Democrats make up nearly half of registered voters; independent registration has declined in recent years.
- The share of registered voters who are Democrats (46.9%) has increased from 2019 (43.1%), the year leading up to the last presidential election, while the share of Republicans (23.8%) has stayed steady (23.6% in 2019).
- The share of voters who say they are independent (also known as “decline to state” or “no party preference”) is 22.5% and has declined since 2019 (28.3%). Meanwhile, the shares registering with a minor political party have increased from 5.1% in 2019 to 6.8% today.
- Twenty years ago, during the lead up to the 2004 presidential election, Republicans made up a much higher share of the electorate (35.2% in February 2003) than today, while independents (15.3%) made up a lower share. The Democratic share (44.4%) in 2003 was slightly lower than it is today.
Most independent likely voters lean toward a major party and many are ideologically moderate.
- In our surveys over the past year, independent likely voters have been more likely to lean Democratic (47%) than Republican (26%); 27% did not lean toward either party.
- These shares are similar to 2019, when 43% leaned Democratic, 31% leaned Republican, and 26% did not lean toward either party.
- Independent likely voters are much more likely to be moderate (46%) than liberal (32%) or conservative (22%). In contrast, 24% of Republican likely voters say they are moderate (72% conservative, 4% liberal), while 30% of Democratic likely voters describe themselves as moderate (60% liberal, 10% conservative).
Likely voters are disproportionately white; Democratic likely voters are more diverse.
- Whites make up only 39% of California’s adult population but comprise 52% of likely voters. In contrast, Latinos make up 36% of the state’s adult population but only 25% of likely voters.

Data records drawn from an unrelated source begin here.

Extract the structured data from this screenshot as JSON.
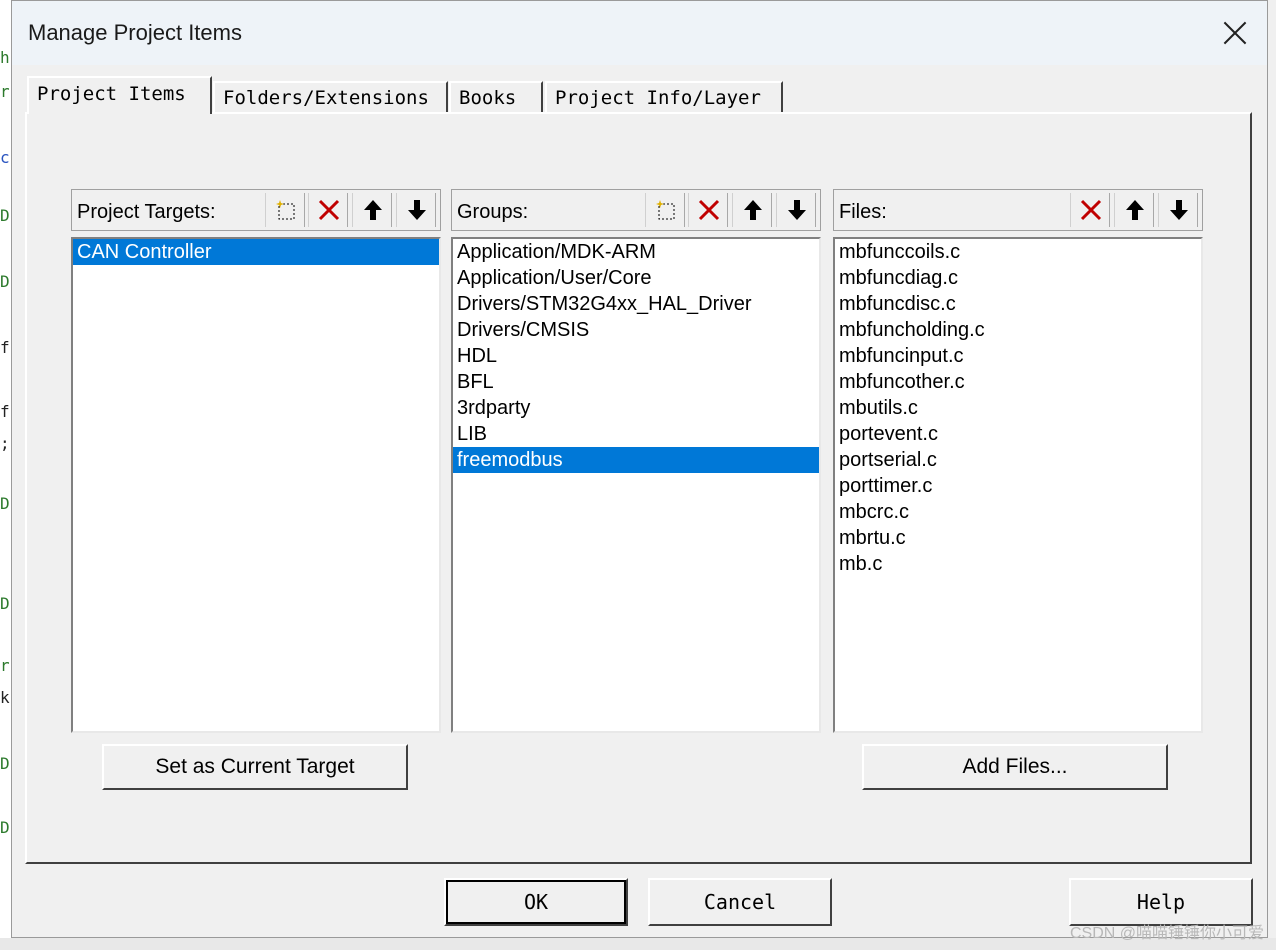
{
  "window": {
    "title": "Manage Project Items"
  },
  "tabs": [
    {
      "label": "Project Items",
      "active": true
    },
    {
      "label": "Folders/Extensions",
      "active": false
    },
    {
      "label": "Books",
      "active": false
    },
    {
      "label": "Project Info/Layer",
      "active": false
    }
  ],
  "targets": {
    "label": "Project Targets:",
    "items": [
      "CAN Controller"
    ],
    "selected_index": 0
  },
  "groups": {
    "label": "Groups:",
    "items": [
      "Application/MDK-ARM",
      "Application/User/Core",
      "Drivers/STM32G4xx_HAL_Driver",
      "Drivers/CMSIS",
      "HDL",
      "BFL",
      "3rdparty",
      "LIB",
      "freemodbus"
    ],
    "selected_index": 8
  },
  "files": {
    "label": "Files:",
    "items": [
      "mbfunccoils.c",
      "mbfuncdiag.c",
      "mbfuncdisc.c",
      "mbfuncholding.c",
      "mbfuncinput.c",
      "mbfuncother.c",
      "mbutils.c",
      "portevent.c",
      "portserial.c",
      "porttimer.c",
      "mbcrc.c",
      "mbrtu.c",
      "mb.c"
    ]
  },
  "buttons": {
    "set_target": "Set as Current Target",
    "add_files": "Add Files...",
    "ok": "OK",
    "cancel": "Cancel",
    "help": "Help"
  },
  "watermark": "CSDN @喵喵锤锤你小可爱",
  "colors": {
    "selection": "#0078d7",
    "delete_icon": "#c00000"
  }
}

The shares of Asian American (13%) and African American (6%) likely voters are roughly proportionate to their shares of the state’s adult population—16% for Asian Americans and 6% for African Americans.
- More than four in ten (44%) Democratic likely voters are white; 30% are Latino, 14% are Asian American, and 8% are African American.

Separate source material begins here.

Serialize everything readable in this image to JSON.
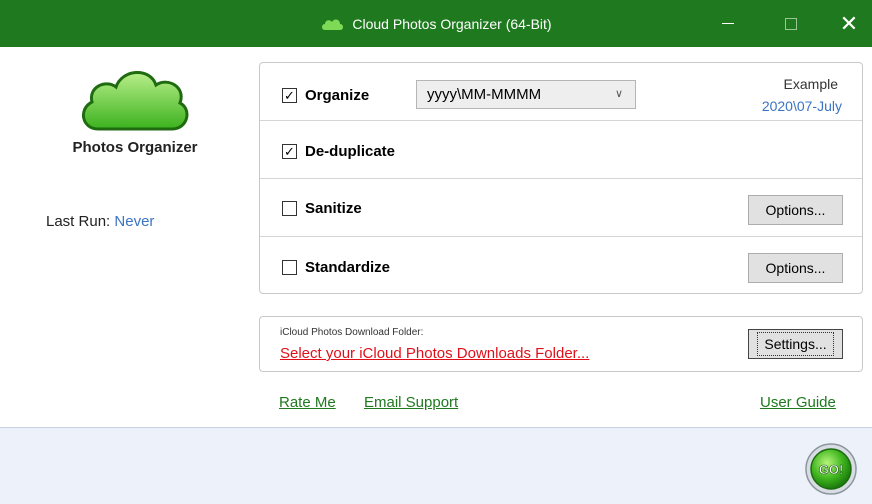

- A strong majority (66%) of Republican likely voters are white; relatively few are Latino (18%), Asian American (11%), or African American (1%).
- Among independents, 50% are white, 23% are Latino, 19% are Asian American, and 5% are African American.
Many demographic traits of likely voters differ across parties.
- Independents (21%) and Democrats (22%) are much more likely than Republicans (9%) to be young adults (age 18 to 34), while Republicans (61%) are much more likely than Democrats (48%) or independents (43%) to be age 55 and older.
- Democratic likely voters are much more likely to be women (57%) than men (43%), while independents are far more likely to be men (61%) than women (39%); Republicans (50% men, 50% women) are evenly divided.
- Democrats (42%), independents (46%), and members of minor parties (50%) are somewhat more likely than Republicans (33%) to be college graduates. About one-quarter of both Democrats (22%) and Republicans (24%) have no college education.
- One in four Democrats (25%) have household incomes under $40,000, compared to about one in six Republicans (17%) and independents (17%). Half or more across partisan groups have annual incomes of $80,000 or more (51% Democrats, 51% minor party members, 55% independents, 59% Republicans).